_What you will do:_ Pull every line containing "label" from the listing.

═══ Input data ═══

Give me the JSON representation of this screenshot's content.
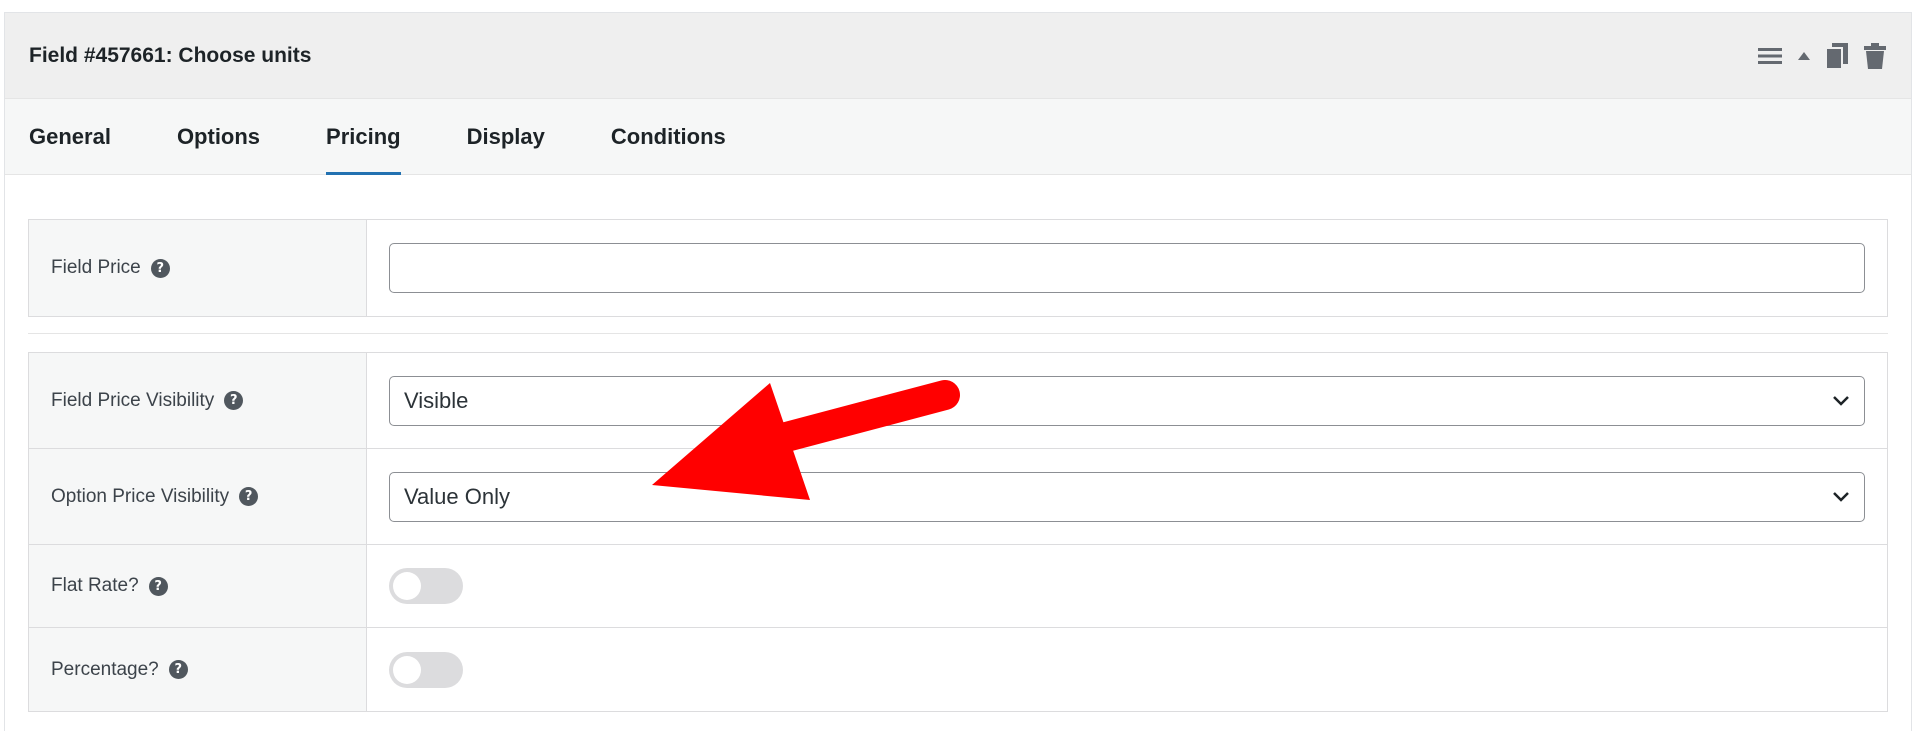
{
  "header": {
    "title": "Field #457661: Choose units",
    "icons": [
      "menu-icon",
      "collapse-up-icon",
      "duplicate-icon",
      "trash-icon"
    ]
  },
  "tabs": [
    {
      "label": "General",
      "active": false
    },
    {
      "label": "Options",
      "active": false
    },
    {
      "label": "Pricing",
      "active": true
    },
    {
      "label": "Display",
      "active": false
    },
    {
      "label": "Conditions",
      "active": false
    }
  ],
  "fields": {
    "field_price": {
      "label": "Field Price",
      "value": "",
      "help": "?"
    },
    "field_price_visibility": {
      "label": "Field Price Visibility",
      "selected": "Visible",
      "help": "?"
    },
    "option_price_visibility": {
      "label": "Option Price Visibility",
      "selected": "Value Only",
      "help": "?"
    },
    "flat_rate": {
      "label": "Flat Rate?",
      "checked": false,
      "help": "?"
    },
    "percentage": {
      "label": "Percentage?",
      "checked": false,
      "help": "?"
    }
  },
  "annotation": {
    "arrow_color": "#ff0000"
  },
  "colors": {
    "accent": "#2271b1",
    "header_bg": "#efefef",
    "tabs_bg": "#f6f7f7"
  }
}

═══

_Result of this exercise:_
      "label": "General",
      "label": "Options",
      "label": "Pricing",
      "label": "Display",
      "label": "Conditions",
      "label": "Field Price",
      "label": "Field Price Visibility",
      "label": "Option Price Visibility",
      "label": "Flat Rate?",
      "label": "Percentage?",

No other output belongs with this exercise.